But as I noted earlier, none of these reasons for imposing one or another sort of hard treatment on someone is punishment, strictly speaking. They all point forward to some good to be achieved in the future, whereas punishment looks back to some wrong that has been done. To punish is to impose hard treatment on someone for the wrong the person did in the past.
So suppose that Hubert is thoroughly penitent and that I forgive him. I act on the resolution not to hold against him what he did to me; I interact with him as if he had not done it. Do I then forego imposing or supporting the imposition of punishment on him—reprobative punishment? In reprobative punishment, the imposition of hard treatment counts as firmly condemning what was done.
If I no longer hold against Hubert what he did to me, if I fully and completely forgive him, then I will not myself impose hard treatment on him as a way of firmly condemning him for what he did, nor will I be in favor of the state or any other institution doing so. To condemn him in this way, or to support his being condemned, amounts to counting against him what he did.
This raises the question, however, whether there may not be some cases in which it would be inappropriate, perhaps even wrong, to forego punishment of the wrongdoer even if he is penitent—inappropriate or wrong to forego firmly expressing condemnation of what he did. Yes, he now joins me in condemning what he did. But may it be that what he did was so bad that verbal condemnation is inadequate? May it be that some stronger form of condemnation is needed?
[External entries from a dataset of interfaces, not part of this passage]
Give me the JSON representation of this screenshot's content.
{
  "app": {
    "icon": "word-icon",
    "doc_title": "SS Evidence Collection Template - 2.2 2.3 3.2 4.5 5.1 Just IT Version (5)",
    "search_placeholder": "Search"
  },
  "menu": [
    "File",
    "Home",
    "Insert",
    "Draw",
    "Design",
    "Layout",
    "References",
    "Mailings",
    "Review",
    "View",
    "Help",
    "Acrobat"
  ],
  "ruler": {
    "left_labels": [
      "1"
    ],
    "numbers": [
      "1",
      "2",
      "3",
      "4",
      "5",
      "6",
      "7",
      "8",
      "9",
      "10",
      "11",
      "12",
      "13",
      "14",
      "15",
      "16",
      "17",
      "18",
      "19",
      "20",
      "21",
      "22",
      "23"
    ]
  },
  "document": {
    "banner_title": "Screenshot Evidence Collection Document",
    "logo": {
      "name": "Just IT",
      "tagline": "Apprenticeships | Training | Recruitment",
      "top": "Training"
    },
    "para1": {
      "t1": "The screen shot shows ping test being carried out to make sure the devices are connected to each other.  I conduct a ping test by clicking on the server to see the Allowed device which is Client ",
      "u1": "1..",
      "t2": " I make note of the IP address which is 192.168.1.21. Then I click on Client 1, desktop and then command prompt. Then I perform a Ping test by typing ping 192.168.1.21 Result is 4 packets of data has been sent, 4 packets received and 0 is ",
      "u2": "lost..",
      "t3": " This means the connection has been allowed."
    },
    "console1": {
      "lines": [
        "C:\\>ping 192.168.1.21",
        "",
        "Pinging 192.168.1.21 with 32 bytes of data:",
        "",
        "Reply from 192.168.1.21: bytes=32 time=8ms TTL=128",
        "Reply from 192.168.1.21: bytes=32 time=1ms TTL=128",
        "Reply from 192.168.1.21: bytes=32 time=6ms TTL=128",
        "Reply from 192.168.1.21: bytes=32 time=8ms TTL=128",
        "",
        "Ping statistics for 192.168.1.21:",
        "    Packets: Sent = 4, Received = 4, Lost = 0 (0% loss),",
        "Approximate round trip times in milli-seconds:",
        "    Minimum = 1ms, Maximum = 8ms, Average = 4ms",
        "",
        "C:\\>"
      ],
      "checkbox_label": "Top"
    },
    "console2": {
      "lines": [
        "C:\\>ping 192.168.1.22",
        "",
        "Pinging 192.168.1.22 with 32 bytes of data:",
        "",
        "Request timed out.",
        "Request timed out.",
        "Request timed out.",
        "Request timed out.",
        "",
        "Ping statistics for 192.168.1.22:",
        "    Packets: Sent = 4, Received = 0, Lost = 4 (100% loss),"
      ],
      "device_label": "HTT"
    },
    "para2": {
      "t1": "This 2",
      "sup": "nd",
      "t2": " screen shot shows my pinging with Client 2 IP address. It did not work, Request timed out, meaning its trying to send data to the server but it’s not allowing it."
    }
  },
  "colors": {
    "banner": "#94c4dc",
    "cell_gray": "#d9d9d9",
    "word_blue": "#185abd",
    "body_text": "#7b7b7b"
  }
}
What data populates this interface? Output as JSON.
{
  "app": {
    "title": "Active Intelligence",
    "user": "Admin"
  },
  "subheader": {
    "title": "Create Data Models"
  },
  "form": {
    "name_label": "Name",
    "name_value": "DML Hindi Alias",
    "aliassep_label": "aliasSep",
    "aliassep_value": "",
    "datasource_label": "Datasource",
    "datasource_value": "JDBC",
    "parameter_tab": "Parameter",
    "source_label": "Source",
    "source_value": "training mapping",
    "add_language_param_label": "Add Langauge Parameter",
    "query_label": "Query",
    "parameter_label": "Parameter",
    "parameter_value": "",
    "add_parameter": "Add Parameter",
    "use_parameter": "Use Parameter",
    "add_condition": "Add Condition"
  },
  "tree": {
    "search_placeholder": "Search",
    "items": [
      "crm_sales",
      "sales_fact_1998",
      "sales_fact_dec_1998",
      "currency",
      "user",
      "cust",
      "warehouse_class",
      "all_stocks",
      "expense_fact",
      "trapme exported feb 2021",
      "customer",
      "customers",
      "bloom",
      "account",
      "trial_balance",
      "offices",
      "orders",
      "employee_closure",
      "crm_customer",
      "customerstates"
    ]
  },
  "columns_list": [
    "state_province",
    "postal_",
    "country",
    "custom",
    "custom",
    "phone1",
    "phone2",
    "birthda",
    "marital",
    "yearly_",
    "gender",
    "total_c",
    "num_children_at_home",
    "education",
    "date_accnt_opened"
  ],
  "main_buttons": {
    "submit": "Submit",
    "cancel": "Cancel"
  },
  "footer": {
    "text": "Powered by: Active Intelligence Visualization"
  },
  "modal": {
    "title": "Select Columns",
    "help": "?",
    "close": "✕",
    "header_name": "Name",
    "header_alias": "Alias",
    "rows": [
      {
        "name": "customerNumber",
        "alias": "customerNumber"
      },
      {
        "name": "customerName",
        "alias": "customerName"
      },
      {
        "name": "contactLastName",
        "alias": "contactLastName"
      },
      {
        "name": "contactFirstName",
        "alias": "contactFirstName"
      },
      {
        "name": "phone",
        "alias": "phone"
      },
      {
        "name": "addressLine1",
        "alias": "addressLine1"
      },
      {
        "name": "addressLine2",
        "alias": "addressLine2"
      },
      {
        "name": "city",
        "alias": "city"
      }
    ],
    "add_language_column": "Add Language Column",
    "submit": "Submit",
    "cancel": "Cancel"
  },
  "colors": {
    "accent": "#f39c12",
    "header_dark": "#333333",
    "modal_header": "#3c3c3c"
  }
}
I think so. In many ways, one will forgive him. But one will not think it right to forego punishing him nor to forego supporting his being punished. One’s forgiveness, in that way, does and should remain incomplete.
This article is excerpted from Nicholas Wolterstorff's book Journey Toward Justice: Personal Encounters in the Global South, just published by Baker Academic, a division of Baker Publishing Group, copyright 2013; used by permission.